Try it. Each line in the records that mentions the word "JSON" needs to be listed.

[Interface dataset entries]
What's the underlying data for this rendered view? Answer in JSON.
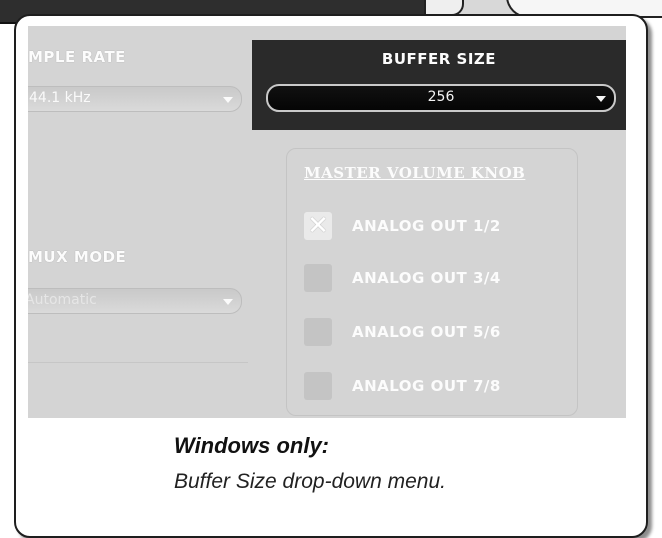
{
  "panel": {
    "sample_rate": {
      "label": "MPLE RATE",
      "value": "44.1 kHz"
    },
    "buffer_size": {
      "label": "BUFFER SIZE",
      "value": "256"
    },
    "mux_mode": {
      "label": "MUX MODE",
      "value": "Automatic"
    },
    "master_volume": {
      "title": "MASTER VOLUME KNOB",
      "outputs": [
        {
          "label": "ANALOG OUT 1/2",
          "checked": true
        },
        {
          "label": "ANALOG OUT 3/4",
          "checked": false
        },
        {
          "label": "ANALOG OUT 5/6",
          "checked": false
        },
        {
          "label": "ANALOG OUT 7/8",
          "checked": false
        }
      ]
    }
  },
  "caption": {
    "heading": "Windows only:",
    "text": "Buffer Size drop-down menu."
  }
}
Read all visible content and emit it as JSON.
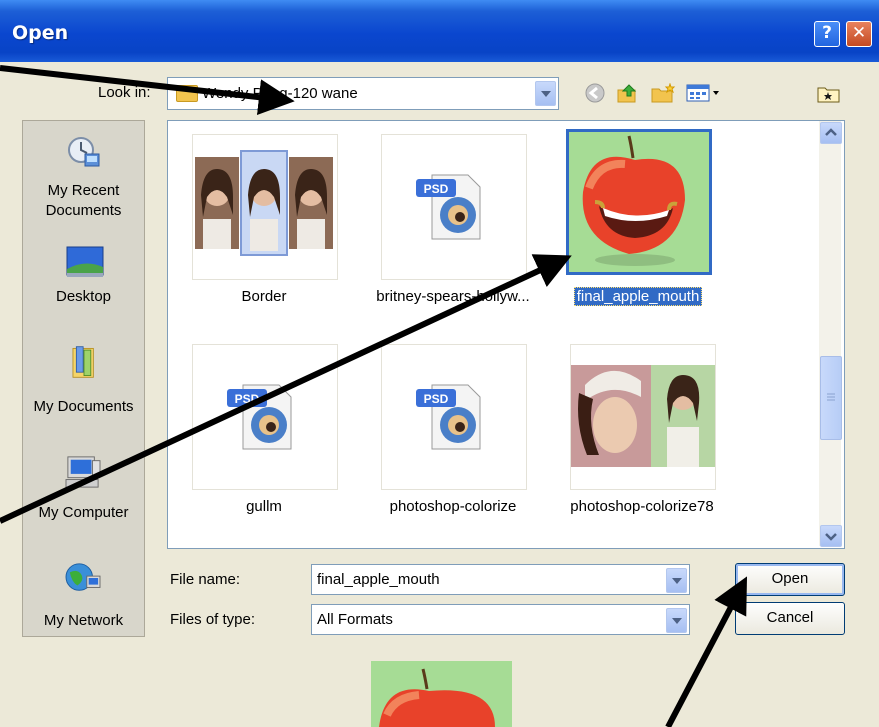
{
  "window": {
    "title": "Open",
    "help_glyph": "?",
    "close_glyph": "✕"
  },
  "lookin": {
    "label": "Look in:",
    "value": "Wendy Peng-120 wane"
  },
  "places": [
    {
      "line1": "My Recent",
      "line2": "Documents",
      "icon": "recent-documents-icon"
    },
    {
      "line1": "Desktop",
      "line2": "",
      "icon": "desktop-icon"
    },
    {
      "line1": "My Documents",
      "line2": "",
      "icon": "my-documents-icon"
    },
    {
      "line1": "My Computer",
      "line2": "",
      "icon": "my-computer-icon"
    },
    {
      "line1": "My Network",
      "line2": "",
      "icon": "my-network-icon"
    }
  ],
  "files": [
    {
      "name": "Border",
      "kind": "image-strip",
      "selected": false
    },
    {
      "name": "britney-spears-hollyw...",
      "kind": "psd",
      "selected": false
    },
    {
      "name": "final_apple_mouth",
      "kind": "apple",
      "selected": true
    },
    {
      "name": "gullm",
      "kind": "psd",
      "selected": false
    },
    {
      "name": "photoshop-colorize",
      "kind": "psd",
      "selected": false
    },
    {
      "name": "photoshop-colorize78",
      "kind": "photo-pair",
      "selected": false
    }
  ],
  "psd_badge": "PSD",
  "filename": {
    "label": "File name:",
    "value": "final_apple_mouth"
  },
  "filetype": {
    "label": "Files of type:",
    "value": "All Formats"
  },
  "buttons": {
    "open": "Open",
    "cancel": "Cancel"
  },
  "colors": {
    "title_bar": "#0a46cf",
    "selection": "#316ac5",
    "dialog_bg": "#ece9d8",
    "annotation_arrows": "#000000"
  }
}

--

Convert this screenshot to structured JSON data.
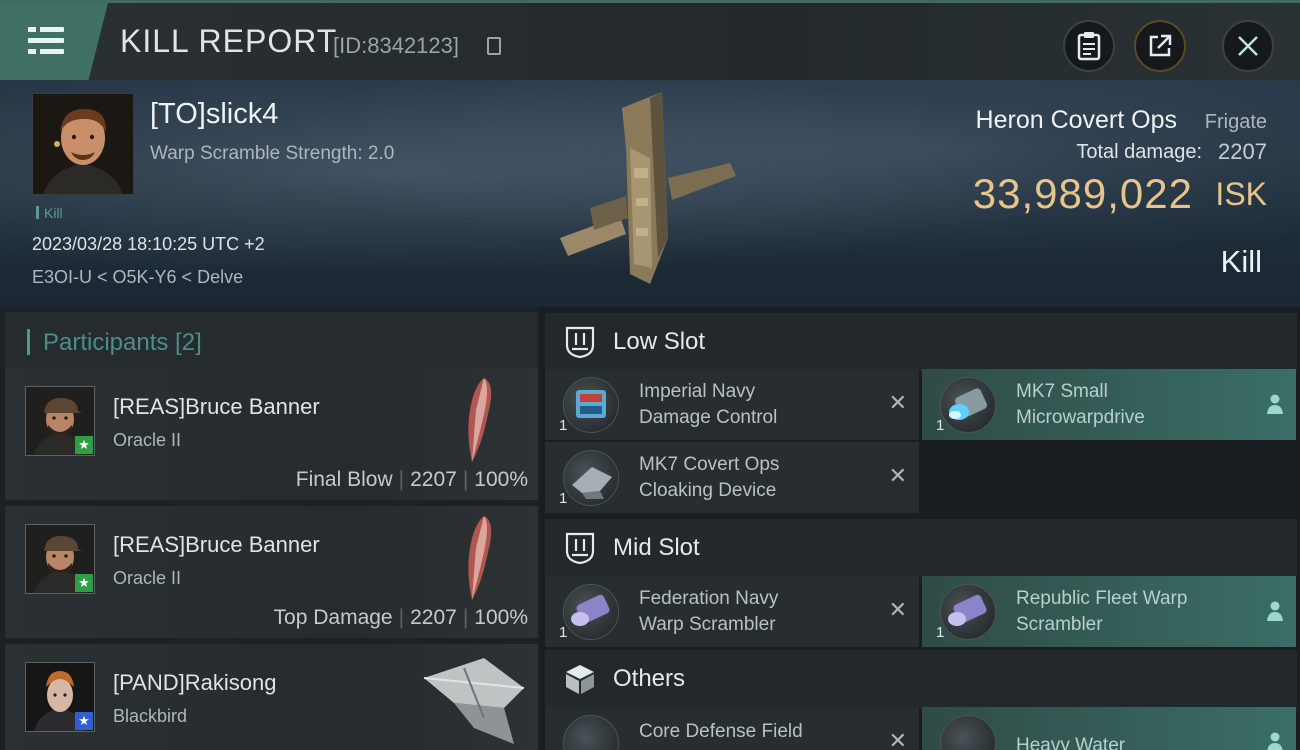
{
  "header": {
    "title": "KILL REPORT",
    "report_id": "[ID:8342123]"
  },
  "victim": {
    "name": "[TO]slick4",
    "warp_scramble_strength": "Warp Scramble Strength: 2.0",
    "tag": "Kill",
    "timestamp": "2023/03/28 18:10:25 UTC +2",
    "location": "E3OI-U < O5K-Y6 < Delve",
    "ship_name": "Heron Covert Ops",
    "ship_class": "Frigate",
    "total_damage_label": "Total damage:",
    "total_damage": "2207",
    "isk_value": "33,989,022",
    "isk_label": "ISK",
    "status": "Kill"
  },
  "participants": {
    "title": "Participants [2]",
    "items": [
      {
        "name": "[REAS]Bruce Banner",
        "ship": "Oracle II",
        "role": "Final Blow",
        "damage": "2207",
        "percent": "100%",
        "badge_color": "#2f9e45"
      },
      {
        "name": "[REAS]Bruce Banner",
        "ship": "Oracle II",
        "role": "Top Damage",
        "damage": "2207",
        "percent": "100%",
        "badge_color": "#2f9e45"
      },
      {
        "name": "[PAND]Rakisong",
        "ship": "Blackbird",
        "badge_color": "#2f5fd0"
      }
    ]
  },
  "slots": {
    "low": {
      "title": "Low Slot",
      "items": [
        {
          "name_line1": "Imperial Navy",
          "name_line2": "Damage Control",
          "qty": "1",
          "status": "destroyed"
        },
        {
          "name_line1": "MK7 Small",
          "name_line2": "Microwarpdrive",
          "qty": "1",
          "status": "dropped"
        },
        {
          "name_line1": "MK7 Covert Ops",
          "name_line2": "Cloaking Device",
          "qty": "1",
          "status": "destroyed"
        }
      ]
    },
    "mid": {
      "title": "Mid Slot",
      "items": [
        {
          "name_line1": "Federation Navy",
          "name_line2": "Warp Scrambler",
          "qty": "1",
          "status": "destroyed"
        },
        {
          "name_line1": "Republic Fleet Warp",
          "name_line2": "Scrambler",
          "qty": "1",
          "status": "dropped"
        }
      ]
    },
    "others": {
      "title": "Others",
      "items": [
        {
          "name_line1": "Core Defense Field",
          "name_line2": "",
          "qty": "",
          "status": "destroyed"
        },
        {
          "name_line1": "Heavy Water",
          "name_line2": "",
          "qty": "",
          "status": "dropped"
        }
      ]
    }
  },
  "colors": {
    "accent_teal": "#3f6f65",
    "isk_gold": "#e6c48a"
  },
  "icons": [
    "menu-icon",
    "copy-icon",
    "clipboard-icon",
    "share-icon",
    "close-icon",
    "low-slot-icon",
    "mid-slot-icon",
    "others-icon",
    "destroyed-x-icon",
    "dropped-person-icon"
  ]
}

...

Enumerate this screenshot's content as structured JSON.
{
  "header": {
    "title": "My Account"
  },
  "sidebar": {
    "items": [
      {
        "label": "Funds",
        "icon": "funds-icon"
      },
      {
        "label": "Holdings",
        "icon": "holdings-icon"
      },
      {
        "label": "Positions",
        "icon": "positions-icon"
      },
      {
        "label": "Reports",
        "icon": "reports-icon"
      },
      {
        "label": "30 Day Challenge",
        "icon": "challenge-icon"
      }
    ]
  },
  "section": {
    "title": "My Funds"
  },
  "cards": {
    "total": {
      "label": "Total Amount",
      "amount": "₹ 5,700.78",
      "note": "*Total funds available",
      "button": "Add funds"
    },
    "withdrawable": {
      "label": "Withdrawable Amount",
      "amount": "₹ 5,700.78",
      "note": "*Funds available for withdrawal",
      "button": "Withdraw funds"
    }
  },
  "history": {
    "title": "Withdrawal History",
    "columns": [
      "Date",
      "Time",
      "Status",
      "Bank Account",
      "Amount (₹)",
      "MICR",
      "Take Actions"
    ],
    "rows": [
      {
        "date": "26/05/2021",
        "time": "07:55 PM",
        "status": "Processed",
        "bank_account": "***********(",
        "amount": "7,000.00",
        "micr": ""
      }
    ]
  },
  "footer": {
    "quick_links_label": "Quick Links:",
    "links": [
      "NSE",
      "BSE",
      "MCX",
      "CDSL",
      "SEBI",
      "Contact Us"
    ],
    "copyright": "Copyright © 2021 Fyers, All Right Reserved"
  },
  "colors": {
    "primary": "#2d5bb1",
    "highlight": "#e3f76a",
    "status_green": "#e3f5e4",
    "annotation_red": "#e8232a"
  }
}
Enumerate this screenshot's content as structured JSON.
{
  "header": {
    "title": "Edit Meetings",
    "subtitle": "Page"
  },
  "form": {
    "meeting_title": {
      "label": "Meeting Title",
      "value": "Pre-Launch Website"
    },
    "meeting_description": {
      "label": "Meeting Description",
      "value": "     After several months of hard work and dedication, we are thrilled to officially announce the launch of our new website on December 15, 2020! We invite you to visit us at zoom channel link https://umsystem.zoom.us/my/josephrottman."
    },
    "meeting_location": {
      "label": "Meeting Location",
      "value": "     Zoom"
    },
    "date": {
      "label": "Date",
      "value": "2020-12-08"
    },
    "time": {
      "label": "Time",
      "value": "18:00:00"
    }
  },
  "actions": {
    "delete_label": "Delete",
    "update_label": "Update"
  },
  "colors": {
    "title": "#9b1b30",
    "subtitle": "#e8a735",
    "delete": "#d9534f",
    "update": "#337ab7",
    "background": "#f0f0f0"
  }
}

Solution.
What's the underlying data for this rendered view? Answer in JSON.
Read all visible content and emit it as JSON.
Convert this screenshot to structured JSON data.
Enumerate this screenshot's content as structured JSON.
Enumerate this screenshot's content as structured JSON.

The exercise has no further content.